Location: 14 kilometres east of Port Campbell in Victoria on Great Ocean Road.

A river estuary and wetlands is adjacent to the township, with reed beds on the western branch of the estuary containing significant bird and plant life. Princetown is bounded on two sides by national parks, with the Port Campbell National Park extending north-westerly and the Great Otway National Park to the south-east.

Port Campbell National Park

The Twelve Apostles rock formations are six kilometres to the west of Princetown, with the Gibson Steps also nearby. The steps and associated coastal features mark the beginning of Australia’s most famous coastal national park – Port Campbell National Park. It features an array of sheer cliffs overlooking offshore islets, rock stacks, gorges, arches, and blow-holes. As part of the Shipwreck Coast, it hosts several tourist attractions; including The Twelve Apostles, the London Arch (formerly London Bridge), Loch Ard Gorge, the Gibson Steps, and The Grotto. The ever changing landscape: as the cliffs and islands of the Shipwreck Coast consist of relatively fragile sandstone, they are constantly being eroded by the wind and waves which have pounded the coast for centuries.

Point Ronald

The Gellibrand River flows out beside Point Ronald: a 50 m high, limestone cliff to the north west of Wattle Hill. A continuous surf zone extends for 3 km to the east of Point Ronald, backed by five separate beaches, with calcarenite and limestone bluffs and platforms separating the beaches. Access to the main Gellibrand Beach is by the Princetown Reserve Road, which ends at the National Park camping area located behind the main beach, also known as Princetown Beach. The main beach has the small Gellibrand River mouth in the western corner. One large rip usually runs out through the surf.

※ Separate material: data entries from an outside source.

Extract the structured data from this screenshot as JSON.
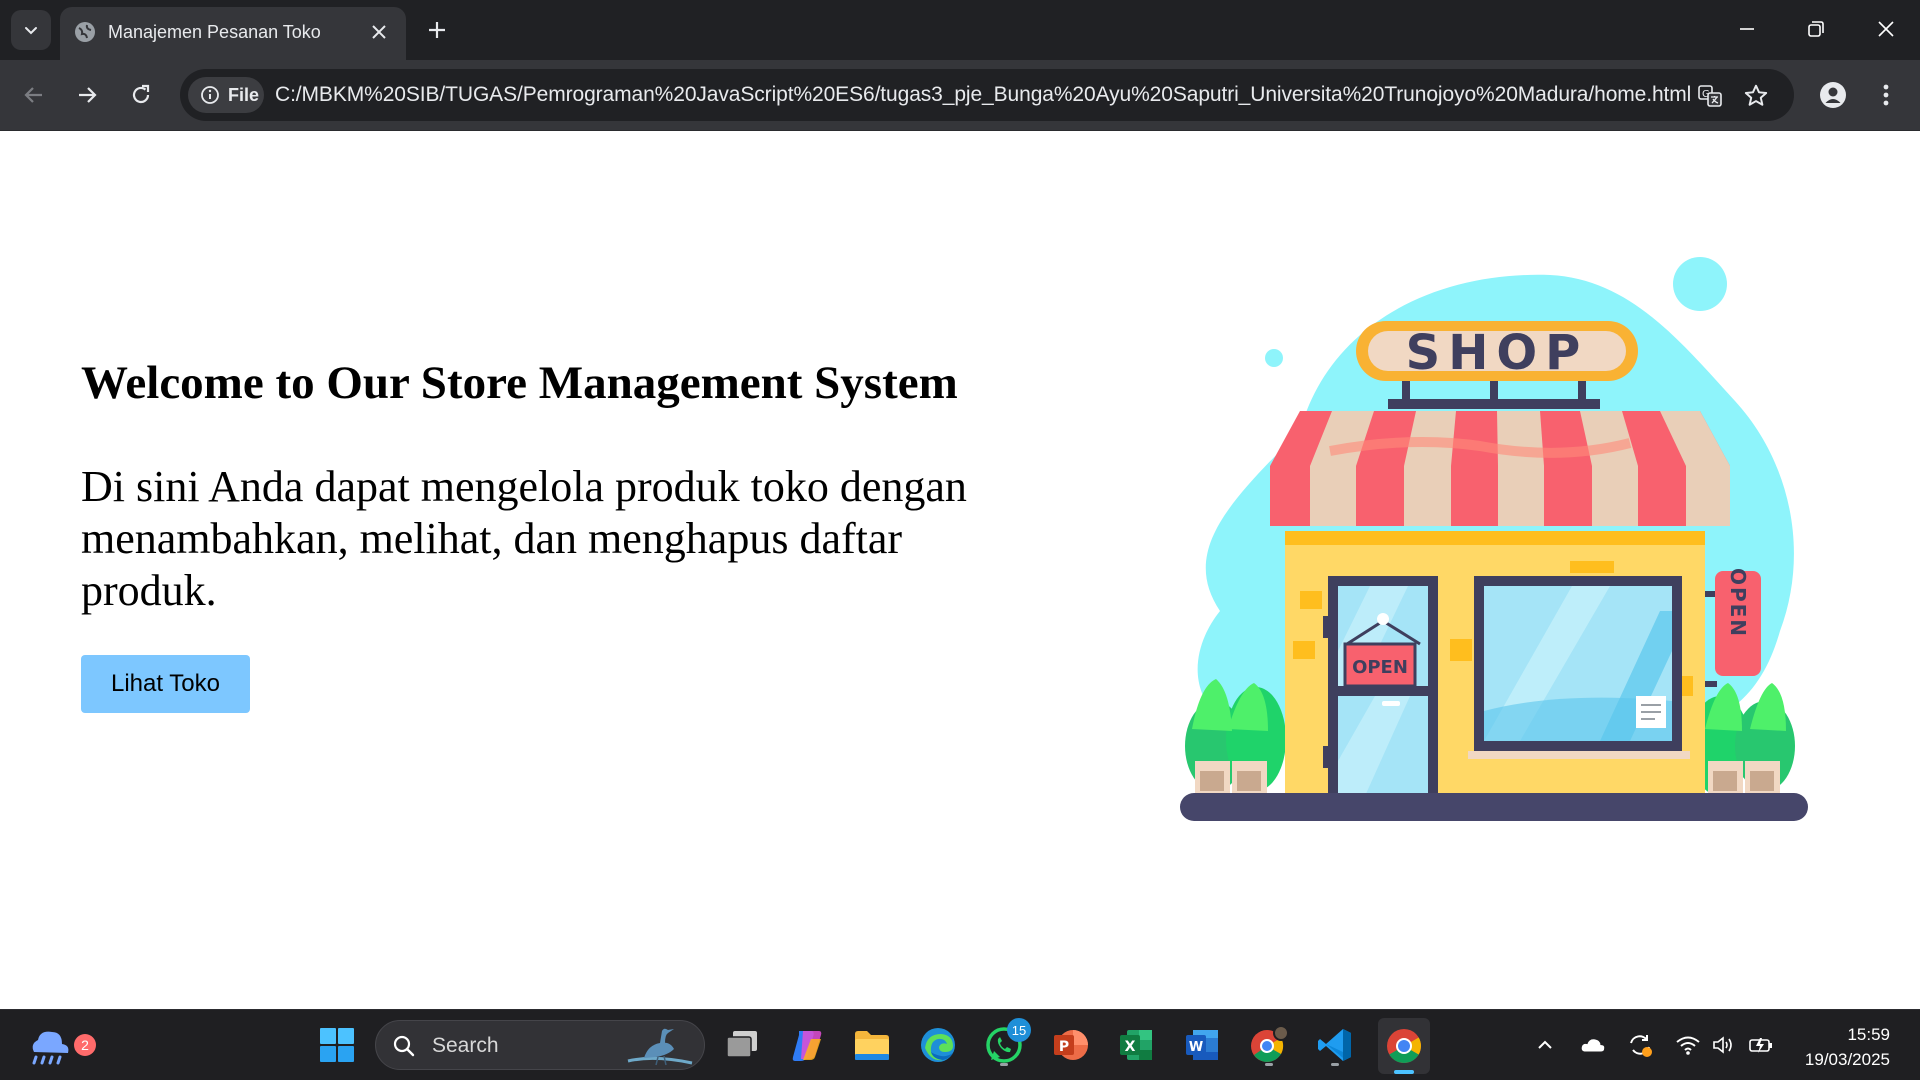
{
  "browser": {
    "tab_title": "Manajemen Pesanan Toko",
    "address_chip": "File",
    "url": "C:/MBKM%20SIB/TUGAS/Pemrograman%20JavaScript%20ES6/tugas3_pje_Bunga%20Ayu%20Saputri_Universita%20Trunojoyo%20Madura/home.html"
  },
  "page": {
    "title": "Welcome to Our Store Management System",
    "description": "Di sini Anda dapat mengelola produk toko dengan menambahkan, melihat, dan menghapus daftar produk.",
    "cta_label": "Lihat Toko",
    "illustration": {
      "sign_text": "SHOP",
      "door_sign_text": "OPEN",
      "side_sign_text": "OPEN"
    }
  },
  "taskbar": {
    "weather_badge": "2",
    "search_label": "Search",
    "whatsapp_badge": "15",
    "apps": [
      "start-icon",
      "search-icon",
      "task-view-icon",
      "copilot-icon",
      "file-explorer-icon",
      "edge-icon",
      "whatsapp-icon",
      "powerpoint-icon",
      "excel-icon",
      "word-icon",
      "chrome-profile-icon",
      "vscode-icon",
      "chrome-icon"
    ],
    "clock": {
      "time": "15:59",
      "date": "19/03/2025"
    }
  },
  "colors": {
    "button_bg": "#7dc7ff",
    "blob": "#8ef4fb",
    "awning_red": "#f8616e",
    "awning_cream": "#e9cfb8",
    "wall": "#ffd866",
    "frame": "#3f3f5e"
  }
}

A 500 metre long walking track runs along the river bank to the beach. The two easternmost beaches can be reached by a vehicle track along the National Park boundary, which leads to an access track to the second beach, 2 km east of the camping area. To reach the middle two beaches requires a walk along the bluffs or around the headland.The five beaches face south-west and receive waves averaging over 1.5 metres. The easternmost beach is 200 metres long, with protruding reefs at each end and 60 metre high bluffs behind. It usually has one large rip draining out from the middle of the beach. The second beachis 1 km long, has reefs at each end and usually two to three large rips along the beach. The middle beaches are each 100 metre long pockets of sand backed by steep bluffs.

These are three energetic and rip dominated beaches, with deep rip channels against the shore. Use extreme care if swimming here and stay in lee of the bars. For surfers there are excellent beach breaks along these three beaches, with best conditions in low to moderate swell and northerly winds. The deep rip channels provide good deep holes to fish from the beaches.